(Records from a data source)
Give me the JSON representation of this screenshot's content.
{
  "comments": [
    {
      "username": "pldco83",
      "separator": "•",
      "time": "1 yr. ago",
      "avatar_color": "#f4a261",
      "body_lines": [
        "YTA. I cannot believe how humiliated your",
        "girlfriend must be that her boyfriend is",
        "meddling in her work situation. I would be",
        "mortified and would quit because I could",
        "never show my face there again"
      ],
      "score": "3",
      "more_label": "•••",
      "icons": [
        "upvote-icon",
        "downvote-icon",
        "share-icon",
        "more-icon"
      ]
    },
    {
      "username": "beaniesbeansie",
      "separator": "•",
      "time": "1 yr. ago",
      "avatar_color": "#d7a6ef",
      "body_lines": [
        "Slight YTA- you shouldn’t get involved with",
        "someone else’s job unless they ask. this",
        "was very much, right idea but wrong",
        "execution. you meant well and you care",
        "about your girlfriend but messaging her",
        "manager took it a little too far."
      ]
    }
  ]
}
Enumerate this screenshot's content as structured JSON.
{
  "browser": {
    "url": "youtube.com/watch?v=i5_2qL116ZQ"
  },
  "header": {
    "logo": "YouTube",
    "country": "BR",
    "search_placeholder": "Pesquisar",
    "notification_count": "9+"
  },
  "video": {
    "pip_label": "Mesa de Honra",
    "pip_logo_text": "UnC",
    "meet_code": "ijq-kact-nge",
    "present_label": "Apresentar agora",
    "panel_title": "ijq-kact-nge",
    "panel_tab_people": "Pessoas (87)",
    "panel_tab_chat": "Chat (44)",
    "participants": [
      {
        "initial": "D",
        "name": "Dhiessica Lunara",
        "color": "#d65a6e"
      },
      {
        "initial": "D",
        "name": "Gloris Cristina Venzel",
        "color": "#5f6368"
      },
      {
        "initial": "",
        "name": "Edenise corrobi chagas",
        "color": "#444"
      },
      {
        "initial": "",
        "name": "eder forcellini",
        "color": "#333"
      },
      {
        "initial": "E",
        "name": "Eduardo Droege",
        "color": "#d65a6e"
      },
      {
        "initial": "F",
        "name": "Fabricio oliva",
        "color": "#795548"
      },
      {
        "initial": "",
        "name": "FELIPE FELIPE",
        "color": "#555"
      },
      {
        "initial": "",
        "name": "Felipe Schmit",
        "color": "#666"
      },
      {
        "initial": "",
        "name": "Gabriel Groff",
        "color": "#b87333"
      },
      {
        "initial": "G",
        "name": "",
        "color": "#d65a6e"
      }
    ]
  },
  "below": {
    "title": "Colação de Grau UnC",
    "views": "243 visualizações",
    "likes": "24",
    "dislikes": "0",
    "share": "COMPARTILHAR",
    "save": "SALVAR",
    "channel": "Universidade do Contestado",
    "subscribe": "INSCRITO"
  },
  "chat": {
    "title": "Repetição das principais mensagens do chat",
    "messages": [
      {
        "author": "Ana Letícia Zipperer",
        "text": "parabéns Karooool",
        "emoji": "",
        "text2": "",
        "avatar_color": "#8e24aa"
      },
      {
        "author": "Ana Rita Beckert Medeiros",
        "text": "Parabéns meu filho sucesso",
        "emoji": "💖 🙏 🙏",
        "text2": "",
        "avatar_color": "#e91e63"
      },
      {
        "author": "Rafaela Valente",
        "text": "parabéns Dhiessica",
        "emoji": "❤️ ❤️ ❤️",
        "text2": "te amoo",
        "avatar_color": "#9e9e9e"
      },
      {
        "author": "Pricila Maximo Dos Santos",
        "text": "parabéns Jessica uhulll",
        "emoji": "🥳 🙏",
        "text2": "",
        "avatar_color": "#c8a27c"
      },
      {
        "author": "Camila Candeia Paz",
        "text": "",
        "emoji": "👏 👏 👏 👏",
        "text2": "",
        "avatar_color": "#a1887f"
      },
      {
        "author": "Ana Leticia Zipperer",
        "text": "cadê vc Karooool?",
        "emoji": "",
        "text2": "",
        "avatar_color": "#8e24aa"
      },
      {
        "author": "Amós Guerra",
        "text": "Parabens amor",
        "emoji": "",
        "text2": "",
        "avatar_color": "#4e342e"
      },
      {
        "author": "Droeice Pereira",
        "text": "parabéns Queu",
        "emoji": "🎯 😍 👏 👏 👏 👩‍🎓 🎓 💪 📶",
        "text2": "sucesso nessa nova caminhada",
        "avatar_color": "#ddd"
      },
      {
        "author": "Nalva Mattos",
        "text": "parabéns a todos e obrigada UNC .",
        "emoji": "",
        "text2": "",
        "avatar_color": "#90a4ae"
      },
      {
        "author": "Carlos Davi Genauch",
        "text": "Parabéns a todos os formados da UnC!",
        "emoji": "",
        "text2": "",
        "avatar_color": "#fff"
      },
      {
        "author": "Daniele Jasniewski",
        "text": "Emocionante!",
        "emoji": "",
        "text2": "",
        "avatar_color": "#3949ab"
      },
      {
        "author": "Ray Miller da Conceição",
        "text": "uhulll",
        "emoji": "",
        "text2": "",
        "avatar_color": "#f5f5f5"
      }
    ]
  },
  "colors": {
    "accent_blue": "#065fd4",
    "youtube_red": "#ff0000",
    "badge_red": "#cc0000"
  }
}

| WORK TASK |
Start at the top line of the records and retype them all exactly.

| RESULT |
Give me the JSON representation of this screenshot's content.
{
  "comments": [
    {
      "username": "pldco83",
      "separator": "•",
      "time": "1 yr. ago",
      "avatar_color": "#f4a261",
      "body_lines": [
        "YTA. I cannot believe how humiliated your",
        "girlfriend must be that her boyfriend is",
        "meddling in her work situation. I would be",
        "mortified and would quit because I could",
        "never show my face there again"
      ],
      "score": "3",
      "more_label": "•••",
      "icons": [
        "upvote-icon",
        "downvote-icon",
        "share-icon",
        "more-icon"
      ]
    },
    {
      "username": "beaniesbeansie",
      "separator": "•",
      "time": "1 yr. ago",
      "avatar_color": "#d7a6ef",
      "body_lines": [
        "Slight YTA- you shouldn’t get involved with",
        "someone else’s job unless they ask. this",
        "was very much, right idea but wrong",
        "execution. you meant well and you care",
        "about your girlfriend but messaging her",
        "manager took it a little too far."
      ]
    }
  ]
}
Enumerate this screenshot's content as structured JSON.
{
  "browser": {
    "url": "youtube.com/watch?v=i5_2qL116ZQ"
  },
  "header": {
    "logo": "YouTube",
    "country": "BR",
    "search_placeholder": "Pesquisar",
    "notification_count": "9+"
  },
  "video": {
    "pip_label": "Mesa de Honra",
    "pip_logo_text": "UnC",
    "meet_code": "ijq-kact-nge",
    "present_label": "Apresentar agora",
    "panel_title": "ijq-kact-nge",
    "panel_tab_people": "Pessoas (87)",
    "panel_tab_chat": "Chat (44)",
    "participants": [
      {
        "initial": "D",
        "name": "Dhiessica Lunara",
        "color": "#d65a6e"
      },
      {
        "initial": "D",
        "name": "Gloris Cristina Venzel",
        "color": "#5f6368"
      },
      {
        "initial": "",
        "name": "Edenise corrobi chagas",
        "color": "#444"
      },
      {
        "initial": "",
        "name": "eder forcellini",
        "color": "#333"
      },
      {
        "initial": "E",
        "name": "Eduardo Droege",
        "color": "#d65a6e"
      },
      {
        "initial": "F",
        "name": "Fabricio oliva",
        "color": "#795548"
      },
      {
        "initial": "",
        "name": "FELIPE FELIPE",
        "color": "#555"
      },
      {
        "initial": "",
        "name": "Felipe Schmit",
        "color": "#666"
      },
      {
        "initial": "",
        "name": "Gabriel Groff",
        "color": "#b87333"
      },
      {
        "initial": "G",
        "name": "",
        "color": "#d65a6e"
      }
    ]
  },
  "below": {
    "title": "Colação de Grau UnC",
    "views": "243 visualizações",
    "likes": "24",
    "dislikes": "0",
    "share": "COMPARTILHAR",
    "save": "SALVAR",
    "channel": "Universidade do Contestado",
    "subscribe": "INSCRITO"
  },
  "chat": {
    "title": "Repetição das principais mensagens do chat",
    "messages": [
      {
        "author": "Ana Letícia Zipperer",
        "text": "parabéns Karooool",
        "emoji": "",
        "text2": "",
        "avatar_color": "#8e24aa"
      },
      {
        "author": "Ana Rita Beckert Medeiros",
        "text": "Parabéns meu filho sucesso",
        "emoji": "💖 🙏 🙏",
        "text2": "",
        "avatar_color": "#e91e63"
      },
      {
        "author": "Rafaela Valente",
        "text": "parabéns Dhiessica",
        "emoji": "❤️ ❤️ ❤️",
        "text2": "te amoo",
        "avatar_color": "#9e9e9e"
      },
      {
        "author": "Pricila Maximo Dos Santos",
        "text": "parabéns Jessica uhulll",
        "emoji": "🥳 🙏",
        "text2": "",
        "avatar_color": "#c8a27c"
      },
      {
        "author": "Camila Candeia Paz",
        "text": "",
        "emoji": "👏 👏 👏 👏",
        "text2": "",
        "avatar_color": "#a1887f"
      },
      {
        "author": "Ana Leticia Zipperer",
        "text": "cadê vc Karooool?",
        "emoji": "",
        "text2": "",
        "avatar_color": "#8e24aa"
      },
      {
        "author": "Amós Guerra",
        "text": "Parabens amor",
        "emoji": "",
        "text2": "",
        "avatar_color": "#4e342e"
      },
      {
        "author": "Droeice Pereira",
        "text": "parabéns Queu",
        "emoji": "🎯 😍 👏 👏 👏 👩‍🎓 🎓 💪 📶",
        "text2": "sucesso nessa nova caminhada",
        "avatar_color": "#ddd"
      },
      {
        "author": "Nalva Mattos",
        "text": "parabéns a todos e obrigada UNC .",
        "emoji": "",
        "text2": "",
        "avatar_color": "#90a4ae"
      },
      {
        "author": "Carlos Davi Genauch",
        "text": "Parabéns a todos os formados da UnC!",
        "emoji": "",
        "text2": "",
        "avatar_color": "#fff"
      },
      {
        "author": "Daniele Jasniewski",
        "text": "Emocionante!",
        "emoji": "",
        "text2": "",
        "avatar_color": "#3949ab"
      },
      {
        "author": "Ray Miller da Conceição",
        "text": "uhulll",
        "emoji": "",
        "text2": "",
        "avatar_color": "#f5f5f5"
      }
    ]
  },
  "colors": {
    "accent_blue": "#065fd4",
    "youtube_red": "#ff0000",
    "badge_red": "#cc0000"
  }
}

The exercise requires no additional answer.